Task goal :: Write out all the data again, exactly as shown.

*** Opening of Records provided ***

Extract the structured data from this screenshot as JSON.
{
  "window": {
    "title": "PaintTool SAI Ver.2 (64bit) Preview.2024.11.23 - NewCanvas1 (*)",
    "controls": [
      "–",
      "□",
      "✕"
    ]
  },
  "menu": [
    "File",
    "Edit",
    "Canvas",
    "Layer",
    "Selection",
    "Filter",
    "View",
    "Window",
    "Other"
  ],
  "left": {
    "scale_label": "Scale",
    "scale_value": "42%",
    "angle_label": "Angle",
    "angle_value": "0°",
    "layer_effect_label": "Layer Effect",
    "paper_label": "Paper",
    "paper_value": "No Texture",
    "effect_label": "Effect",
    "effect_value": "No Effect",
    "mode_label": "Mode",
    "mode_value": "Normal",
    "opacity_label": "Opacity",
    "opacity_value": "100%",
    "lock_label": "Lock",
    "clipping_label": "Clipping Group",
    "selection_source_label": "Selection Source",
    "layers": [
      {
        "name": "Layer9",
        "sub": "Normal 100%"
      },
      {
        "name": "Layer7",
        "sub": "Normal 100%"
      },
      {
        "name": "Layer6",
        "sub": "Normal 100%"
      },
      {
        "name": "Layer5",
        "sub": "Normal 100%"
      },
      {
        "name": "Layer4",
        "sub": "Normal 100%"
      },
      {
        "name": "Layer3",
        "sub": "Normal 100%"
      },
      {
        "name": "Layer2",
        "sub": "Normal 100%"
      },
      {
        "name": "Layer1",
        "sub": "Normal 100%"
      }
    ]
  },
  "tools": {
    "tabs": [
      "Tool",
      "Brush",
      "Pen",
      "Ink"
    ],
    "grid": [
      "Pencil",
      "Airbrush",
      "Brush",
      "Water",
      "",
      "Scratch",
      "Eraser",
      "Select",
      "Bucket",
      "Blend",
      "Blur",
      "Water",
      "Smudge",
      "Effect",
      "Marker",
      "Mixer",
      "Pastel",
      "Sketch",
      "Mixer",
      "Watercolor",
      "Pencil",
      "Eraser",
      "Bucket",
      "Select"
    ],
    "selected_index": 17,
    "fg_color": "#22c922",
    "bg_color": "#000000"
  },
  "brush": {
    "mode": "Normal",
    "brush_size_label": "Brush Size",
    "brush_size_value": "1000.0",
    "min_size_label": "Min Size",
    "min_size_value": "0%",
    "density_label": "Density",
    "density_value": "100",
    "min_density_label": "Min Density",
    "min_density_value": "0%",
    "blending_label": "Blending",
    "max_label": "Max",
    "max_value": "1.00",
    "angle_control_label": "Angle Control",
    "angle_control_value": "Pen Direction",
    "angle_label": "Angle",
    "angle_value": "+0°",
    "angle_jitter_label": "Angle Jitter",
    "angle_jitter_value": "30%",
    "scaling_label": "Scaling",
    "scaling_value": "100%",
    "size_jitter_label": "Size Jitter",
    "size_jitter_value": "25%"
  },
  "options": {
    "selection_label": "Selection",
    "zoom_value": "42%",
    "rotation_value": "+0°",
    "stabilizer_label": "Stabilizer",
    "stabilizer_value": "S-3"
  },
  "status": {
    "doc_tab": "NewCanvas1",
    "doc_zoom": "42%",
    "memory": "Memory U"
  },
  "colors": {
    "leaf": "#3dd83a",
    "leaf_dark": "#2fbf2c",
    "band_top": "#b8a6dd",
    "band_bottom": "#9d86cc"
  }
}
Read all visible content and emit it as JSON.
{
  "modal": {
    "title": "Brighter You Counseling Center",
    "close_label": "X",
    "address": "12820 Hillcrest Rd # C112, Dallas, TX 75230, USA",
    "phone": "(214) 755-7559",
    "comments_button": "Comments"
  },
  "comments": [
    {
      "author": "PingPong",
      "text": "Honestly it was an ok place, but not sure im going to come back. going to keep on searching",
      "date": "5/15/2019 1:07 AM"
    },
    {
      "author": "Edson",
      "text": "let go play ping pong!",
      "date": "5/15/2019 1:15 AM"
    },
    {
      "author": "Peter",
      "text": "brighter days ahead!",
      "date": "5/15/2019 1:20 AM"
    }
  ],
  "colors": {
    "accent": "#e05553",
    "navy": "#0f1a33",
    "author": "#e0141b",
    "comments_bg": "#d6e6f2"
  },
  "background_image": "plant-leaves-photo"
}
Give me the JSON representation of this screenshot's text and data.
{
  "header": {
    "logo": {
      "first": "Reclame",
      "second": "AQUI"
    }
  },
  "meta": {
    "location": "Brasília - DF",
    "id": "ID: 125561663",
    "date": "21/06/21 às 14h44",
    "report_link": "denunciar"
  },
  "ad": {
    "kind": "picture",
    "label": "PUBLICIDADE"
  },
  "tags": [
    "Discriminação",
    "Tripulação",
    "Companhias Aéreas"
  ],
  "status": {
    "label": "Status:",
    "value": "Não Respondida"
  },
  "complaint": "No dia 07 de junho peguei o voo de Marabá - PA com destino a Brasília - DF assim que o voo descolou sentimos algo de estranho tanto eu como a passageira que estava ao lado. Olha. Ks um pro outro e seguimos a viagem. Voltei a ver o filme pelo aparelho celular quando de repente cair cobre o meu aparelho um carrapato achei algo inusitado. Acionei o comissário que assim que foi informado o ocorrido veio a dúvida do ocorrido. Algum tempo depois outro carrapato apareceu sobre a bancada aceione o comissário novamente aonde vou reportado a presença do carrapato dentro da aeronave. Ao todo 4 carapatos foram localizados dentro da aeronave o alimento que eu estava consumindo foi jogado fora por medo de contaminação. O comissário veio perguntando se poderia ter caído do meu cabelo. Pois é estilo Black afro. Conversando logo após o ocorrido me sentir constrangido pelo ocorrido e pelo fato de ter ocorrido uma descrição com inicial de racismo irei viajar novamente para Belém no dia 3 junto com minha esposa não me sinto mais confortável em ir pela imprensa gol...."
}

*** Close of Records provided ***

Solved problem ::
Extract the structured data from this screenshot as JSON.
{
  "window": {
    "title": "PaintTool SAI Ver.2 (64bit) Preview.2024.11.23 - NewCanvas1 (*)",
    "controls": [
      "–",
      "□",
      "✕"
    ]
  },
  "menu": [
    "File",
    "Edit",
    "Canvas",
    "Layer",
    "Selection",
    "Filter",
    "View",
    "Window",
    "Other"
  ],
  "left": {
    "scale_label": "Scale",
    "scale_value": "42%",
    "angle_label": "Angle",
    "angle_value": "0°",
    "layer_effect_label": "Layer Effect",
    "paper_label": "Paper",
    "paper_value": "No Texture",
    "effect_label": "Effect",
    "effect_value": "No Effect",
    "mode_label": "Mode",
    "mode_value": "Normal",
    "opacity_label": "Opacity",
    "opacity_value": "100%",
    "lock_label": "Lock",
    "clipping_label": "Clipping Group",
    "selection_source_label": "Selection Source",
    "layers": [
      {
        "name": "Layer9",
        "sub": "Normal 100%"
      },
      {
        "name": "Layer7",
        "sub": "Normal 100%"
      },
      {
        "name": "Layer6",
        "sub": "Normal 100%"
      },
      {
        "name": "Layer5",
        "sub": "Normal 100%"
      },
      {
        "name": "Layer4",
        "sub": "Normal 100%"
      },
      {
        "name": "Layer3",
        "sub": "Normal 100%"
      },
      {
        "name": "Layer2",
        "sub": "Normal 100%"
      },
      {
        "name": "Layer1",
        "sub": "Normal 100%"
      }
    ]
  },
  "tools": {
    "tabs": [
      "Tool",
      "Brush",
      "Pen",
      "Ink"
    ],
    "grid": [
      "Pencil",
      "Airbrush",
      "Brush",
      "Water",
      "",
      "Scratch",
      "Eraser",
      "Select",
      "Bucket",
      "Blend",
      "Blur",
      "Water",
      "Smudge",
      "Effect",
      "Marker",
      "Mixer",
      "Pastel",
      "Sketch",
      "Mixer",
      "Watercolor",
      "Pencil",
      "Eraser",
      "Bucket",
      "Select"
    ],
    "selected_index": 17,
    "fg_color": "#22c922",
    "bg_color": "#000000"
  },
  "brush": {
    "mode": "Normal",
    "brush_size_label": "Brush Size",
    "brush_size_value": "1000.0",
    "min_size_label": "Min Size",
    "min_size_value": "0%",
    "density_label": "Density",
    "density_value": "100",
    "min_density_label": "Min Density",
    "min_density_value": "0%",
    "blending_label": "Blending",
    "max_label": "Max",
    "max_value": "1.00",
    "angle_control_label": "Angle Control",
    "angle_control_value": "Pen Direction",
    "angle_label": "Angle",
    "angle_value": "+0°",
    "angle_jitter_label": "Angle Jitter",
    "angle_jitter_value": "30%",
    "scaling_label": "Scaling",
    "scaling_value": "100%",
    "size_jitter_label": "Size Jitter",
    "size_jitter_value": "25%"
  },
  "options": {
    "selection_label": "Selection",
    "zoom_value": "42%",
    "rotation_value": "+0°",
    "stabilizer_label": "Stabilizer",
    "stabilizer_value": "S-3"
  },
  "status": {
    "doc_tab": "NewCanvas1",
    "doc_zoom": "42%",
    "memory": "Memory U"
  },
  "colors": {
    "leaf": "#3dd83a",
    "leaf_dark": "#2fbf2c",
    "band_top": "#b8a6dd",
    "band_bottom": "#9d86cc"
  }
}
Read all visible content and emit it as JSON.
{
  "modal": {
    "title": "Brighter You Counseling Center",
    "close_label": "X",
    "address": "12820 Hillcrest Rd # C112, Dallas, TX 75230, USA",
    "phone": "(214) 755-7559",
    "comments_button": "Comments"
  },
  "comments": [
    {
      "author": "PingPong",
      "text": "Honestly it was an ok place, but not sure im going to come back. going to keep on searching",
      "date": "5/15/2019 1:07 AM"
    },
    {
      "author": "Edson",
      "text": "let go play ping pong!",
      "date": "5/15/2019 1:15 AM"
    },
    {
      "author": "Peter",
      "text": "brighter days ahead!",
      "date": "5/15/2019 1:20 AM"
    }
  ],
  "colors": {
    "accent": "#e05553",
    "navy": "#0f1a33",
    "author": "#e0141b",
    "comments_bg": "#d6e6f2"
  },
  "background_image": "plant-leaves-photo"
}
Give me the JSON representation of this screenshot's text and data.
{
  "header": {
    "logo": {
      "first": "Reclame",
      "second": "AQUI"
    }
  },
  "meta": {
    "location": "Brasília - DF",
    "id": "ID: 125561663",
    "date": "21/06/21 às 14h44",
    "report_link": "denunciar"
  },
  "ad": {
    "kind": "picture",
    "label": "PUBLICIDADE"
  },
  "tags": [
    "Discriminação",
    "Tripulação",
    "Companhias Aéreas"
  ],
  "status": {
    "label": "Status:",
    "value": "Não Respondida"
  },
  "complaint": "No dia 07 de junho peguei o voo de Marabá - PA com destino a Brasília - DF assim que o voo descolou sentimos algo de estranho tanto eu como a passageira que estava ao lado. Olha. Ks um pro outro e seguimos a viagem. Voltei a ver o filme pelo aparelho celular quando de repente cair cobre o meu aparelho um carrapato achei algo inusitado. Acionei o comissário que assim que foi informado o ocorrido veio a dúvida do ocorrido. Algum tempo depois outro carrapato apareceu sobre a bancada aceione o comissário novamente aonde vou reportado a presença do carrapato dentro da aeronave. Ao todo 4 carapatos foram localizados dentro da aeronave o alimento que eu estava consumindo foi jogado fora por medo de contaminação. O comissário veio perguntando se poderia ter caído do meu cabelo. Pois é estilo Black afro. Conversando logo após o ocorrido me sentir constrangido pelo ocorrido e pelo fato de ter ocorrido uma descrição com inicial de racismo irei viajar novamente para Belém no dia 3 junto com minha esposa não me sinto mais confortável em ir pela imprensa gol...."
}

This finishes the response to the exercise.